Proceedings of The Physiological Society
University of Oxford (2011) Proc Physiol Soc 23, PC358
Evidence of phosphatidylcholine-specific phospholipase C involvement in hypoxic pulmonary vasoconstriction
I. V. Strielkov1, J. P. Ward2, P. I. Aaronson2
1. Department of Experimental therapeutics, Intitute of pharmacology and toxicology of AMN of Ukraine, Kyiv, Ukraine. 2. Department of Physiology, King’s College, London, United Kingdom.
The intrinsic mechanisms underlying hypoxic pulmonary vasoconstriction (HPV) are still poorly understood. Data obtained to date indirectly point towards the possible involvement of phosphatidylcholine-specific phospholipase C (PC-PLC) in this phenomenon (Witzenrath et al., 2006; Cheng et al., 2006). PC-PLC hydrolyzes phosphatidylcholine to phosphocholine and diacylglycerol which activates conventional and novel isoforms of protein kinase C, and certain non-selective ion channels, notably TRPC6. The aim of this study was to test the hypothesis that PC-PLC activation during hypoxia contributes to development of HPV. Contractile force was measured using the wire myograph technique in rat small intrapulmonary arteries (IPA) preconstricted with U46619 (20-220 nM), or in the absence of preconstriction. In vivo experiments were performed on rats with retrograde catheterization of the right ventricle and the left common carotid artery for systolic right ventricular pressure (RVP) and arterial pressure recording. Animals were anesthetized with chloralose/urethane (i.p.; 80 and 800 mg/kg respectively). Hypoxic hypoxia in in vivo was achieved by mechanical ventilation with a gas mixture containing 10% O2 in N2. Hypoxia induced a biphasic contraction in preconstricted IPA. The transient phase (phase I) amounted to 44.2 ± 6.0% of the contraction elicited by 80 mM K+ (TK) (n = 7), and the sustained phase (phase II) reached 16.4 ± 5.6% of TK. Inhibition of PC-PLC with D609 (30 µM) diminished phase I by 67% (to 14.6 ± 1.8% TK, p < 0.01) and abolished the sustained phase (-6.6 ± 0.6% TK, p < 0.01). Hypoxia induced a small but significant contraction in IPA in the absence of preconstriction, though the phases were not clearly separable (5.0 ± 0.6% TK, p < 0.01, n = 7). D609 suppressed HPV in the absence of preconstriction by 60% (2.0 ± 0.7% TK, p < 0.01). Conversely, inhibition of phosphatidylinositol-specific phospholipase C with U-73122 (3 µM) did not affect HPV in IPA in the absence of preconstriction (p > 0.05, n = 6). Hypoxia also provoked a biphasic increase in RVP in experiments in vivo, with maximum RVP rising from 29.7 ± 1.1 mmHg to a transient of 41.7 ± 1.2 mmHg and a sustained value of 39.2 ± 1.3 mmHg (p < 0.01 for both phases, n = 10). Intravenous injection of D609 (5 mg/kg) 30 min before hypoxia prevented the development of the pulmonary hypertension (33.1 ± 1.8 mmHg, p > 0.05, n = 10). D609 did not affect changes in systemic blood pressure in hypoxia. In conclusion, the results suggest that PC-PLC may be of importance in the development of both phases of HPV, but with a greater role in sustained HPV.

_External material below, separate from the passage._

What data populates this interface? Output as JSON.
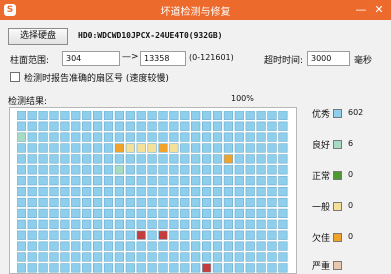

Where applicable, experiments conform with Society ethical requirements